# [Task directions]
Your task is to copy each line of the listing that contains the word "Equipment".

# [Records]
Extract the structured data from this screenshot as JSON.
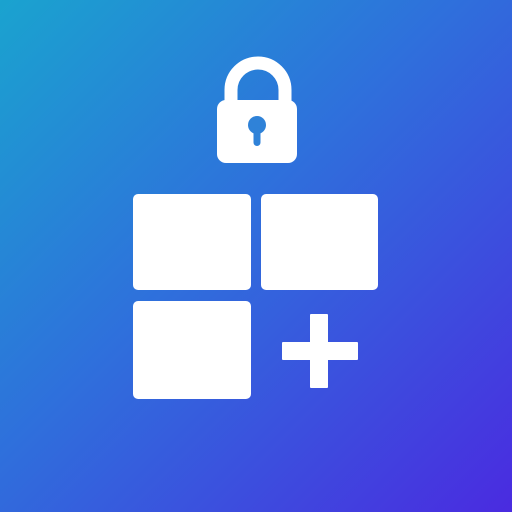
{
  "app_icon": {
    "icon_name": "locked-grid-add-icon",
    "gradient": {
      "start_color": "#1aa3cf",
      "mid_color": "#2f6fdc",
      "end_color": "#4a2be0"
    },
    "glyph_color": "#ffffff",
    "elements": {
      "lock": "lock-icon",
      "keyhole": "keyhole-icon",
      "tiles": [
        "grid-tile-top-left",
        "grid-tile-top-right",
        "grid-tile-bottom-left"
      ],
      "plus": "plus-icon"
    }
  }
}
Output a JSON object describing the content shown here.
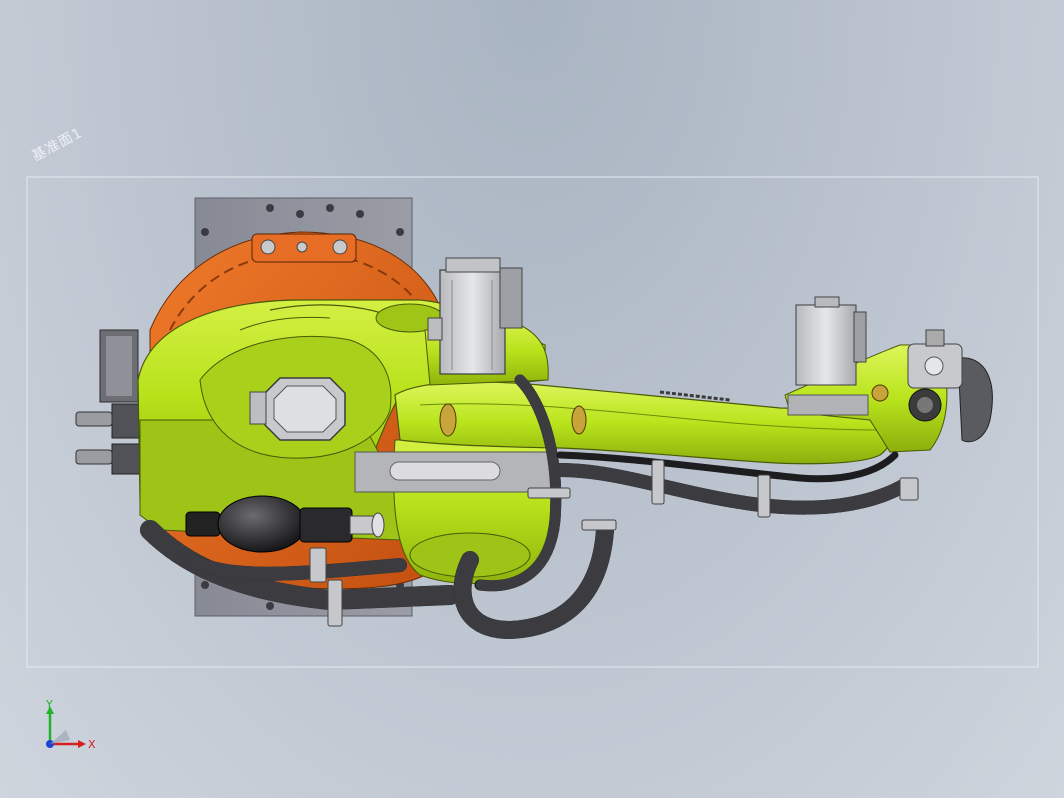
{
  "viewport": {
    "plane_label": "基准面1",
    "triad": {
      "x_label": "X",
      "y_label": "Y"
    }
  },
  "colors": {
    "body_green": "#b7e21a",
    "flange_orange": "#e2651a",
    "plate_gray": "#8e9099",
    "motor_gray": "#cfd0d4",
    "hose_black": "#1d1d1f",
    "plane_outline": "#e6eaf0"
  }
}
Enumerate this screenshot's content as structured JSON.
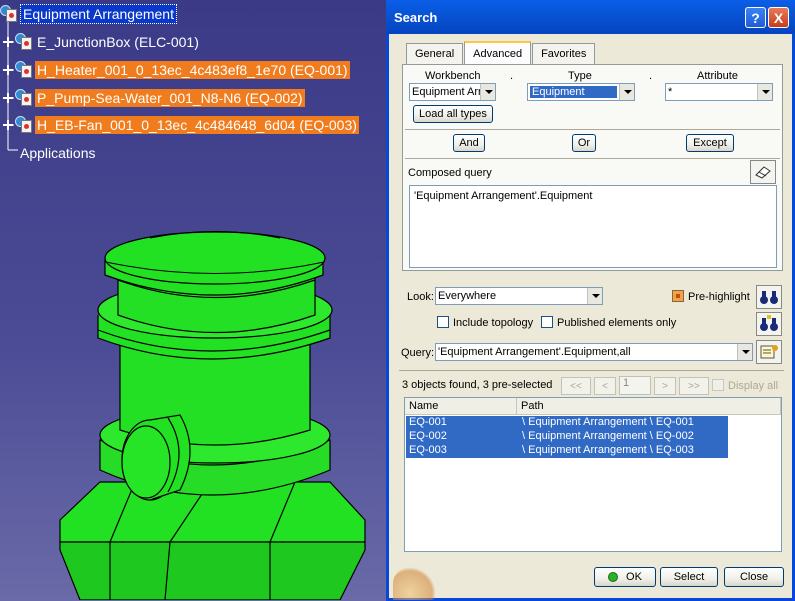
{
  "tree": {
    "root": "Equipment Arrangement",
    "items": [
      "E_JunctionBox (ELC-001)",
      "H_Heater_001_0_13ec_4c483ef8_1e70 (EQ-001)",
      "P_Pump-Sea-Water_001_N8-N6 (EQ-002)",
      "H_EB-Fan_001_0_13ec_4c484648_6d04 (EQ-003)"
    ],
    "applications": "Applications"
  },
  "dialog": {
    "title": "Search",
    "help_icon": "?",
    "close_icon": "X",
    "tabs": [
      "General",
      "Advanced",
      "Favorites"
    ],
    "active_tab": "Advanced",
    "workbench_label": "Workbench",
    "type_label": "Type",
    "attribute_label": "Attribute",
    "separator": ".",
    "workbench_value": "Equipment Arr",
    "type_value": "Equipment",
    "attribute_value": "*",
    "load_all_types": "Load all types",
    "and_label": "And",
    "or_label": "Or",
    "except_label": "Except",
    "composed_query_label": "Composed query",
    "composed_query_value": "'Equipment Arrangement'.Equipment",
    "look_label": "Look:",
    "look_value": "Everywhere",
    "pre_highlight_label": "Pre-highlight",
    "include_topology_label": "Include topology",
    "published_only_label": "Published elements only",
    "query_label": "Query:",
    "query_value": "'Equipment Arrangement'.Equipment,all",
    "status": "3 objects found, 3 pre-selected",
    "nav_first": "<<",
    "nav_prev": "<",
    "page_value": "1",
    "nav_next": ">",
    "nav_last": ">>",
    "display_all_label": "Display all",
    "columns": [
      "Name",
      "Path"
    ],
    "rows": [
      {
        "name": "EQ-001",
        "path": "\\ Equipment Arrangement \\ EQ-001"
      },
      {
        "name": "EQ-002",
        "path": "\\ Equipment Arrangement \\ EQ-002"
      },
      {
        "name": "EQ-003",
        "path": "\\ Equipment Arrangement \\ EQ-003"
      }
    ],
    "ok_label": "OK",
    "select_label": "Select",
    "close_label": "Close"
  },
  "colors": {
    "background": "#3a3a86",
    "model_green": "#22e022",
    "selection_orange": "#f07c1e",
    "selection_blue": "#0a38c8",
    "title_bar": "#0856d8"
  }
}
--
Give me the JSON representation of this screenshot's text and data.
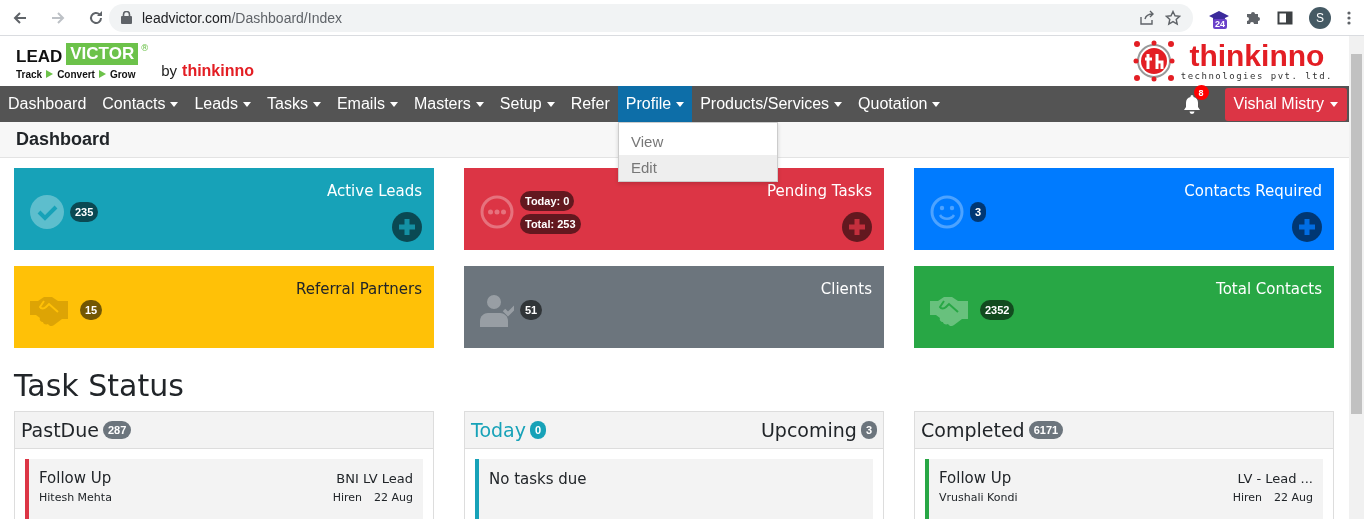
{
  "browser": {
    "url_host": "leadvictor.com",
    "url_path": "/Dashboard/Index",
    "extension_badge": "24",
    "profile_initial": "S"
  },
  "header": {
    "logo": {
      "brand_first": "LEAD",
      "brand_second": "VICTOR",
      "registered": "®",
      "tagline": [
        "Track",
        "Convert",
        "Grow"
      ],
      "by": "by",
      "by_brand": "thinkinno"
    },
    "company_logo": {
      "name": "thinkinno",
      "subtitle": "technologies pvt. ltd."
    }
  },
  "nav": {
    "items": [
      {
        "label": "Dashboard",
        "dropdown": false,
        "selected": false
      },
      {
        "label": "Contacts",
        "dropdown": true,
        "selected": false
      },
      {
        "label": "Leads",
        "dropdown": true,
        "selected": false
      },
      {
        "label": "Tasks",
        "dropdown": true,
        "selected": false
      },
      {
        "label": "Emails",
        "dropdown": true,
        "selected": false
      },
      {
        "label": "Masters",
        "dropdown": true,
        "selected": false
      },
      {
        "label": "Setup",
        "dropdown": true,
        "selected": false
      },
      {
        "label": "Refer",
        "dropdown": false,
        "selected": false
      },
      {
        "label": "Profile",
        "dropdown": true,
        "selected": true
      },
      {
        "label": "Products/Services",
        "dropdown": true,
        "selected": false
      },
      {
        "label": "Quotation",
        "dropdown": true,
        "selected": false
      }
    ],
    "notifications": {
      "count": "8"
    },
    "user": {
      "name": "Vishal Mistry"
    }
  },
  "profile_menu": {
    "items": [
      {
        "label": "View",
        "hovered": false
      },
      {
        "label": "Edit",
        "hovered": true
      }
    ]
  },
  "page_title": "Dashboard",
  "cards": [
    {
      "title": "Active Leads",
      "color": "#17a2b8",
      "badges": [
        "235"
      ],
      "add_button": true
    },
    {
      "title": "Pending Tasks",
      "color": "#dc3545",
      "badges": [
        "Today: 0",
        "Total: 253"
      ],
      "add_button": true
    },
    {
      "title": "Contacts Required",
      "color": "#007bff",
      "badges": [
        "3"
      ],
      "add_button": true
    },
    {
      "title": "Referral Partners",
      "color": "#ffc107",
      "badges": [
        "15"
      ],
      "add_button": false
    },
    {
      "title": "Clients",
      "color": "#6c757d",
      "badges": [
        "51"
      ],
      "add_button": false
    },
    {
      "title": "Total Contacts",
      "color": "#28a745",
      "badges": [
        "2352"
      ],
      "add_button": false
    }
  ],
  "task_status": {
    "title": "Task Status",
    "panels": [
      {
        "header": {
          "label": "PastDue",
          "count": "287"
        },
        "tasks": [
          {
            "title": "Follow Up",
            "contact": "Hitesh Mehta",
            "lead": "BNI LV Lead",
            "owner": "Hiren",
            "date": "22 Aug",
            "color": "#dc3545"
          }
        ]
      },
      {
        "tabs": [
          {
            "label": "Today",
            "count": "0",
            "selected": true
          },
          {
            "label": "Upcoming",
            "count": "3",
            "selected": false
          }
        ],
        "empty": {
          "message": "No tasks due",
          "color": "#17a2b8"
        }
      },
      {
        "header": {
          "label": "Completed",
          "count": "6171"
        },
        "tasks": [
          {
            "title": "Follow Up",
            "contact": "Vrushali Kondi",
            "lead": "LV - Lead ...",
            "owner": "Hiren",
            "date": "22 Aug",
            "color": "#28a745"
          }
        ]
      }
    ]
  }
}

# [Solution to this exercise]
    "root": "Equipment Arrangement",
    "workbench_value": "Equipment Arr",
    "type_value": "Equipment",
    "composed_query_value": "'Equipment Arrangement'.Equipment",
    "query_value": "'Equipment Arrangement'.Equipment,all",
        "path": "\\ Equipment Arrangement \\ EQ-001"
        "path": "\\ Equipment Arrangement \\ EQ-002"
        "path": "\\ Equipment Arrangement \\ EQ-003"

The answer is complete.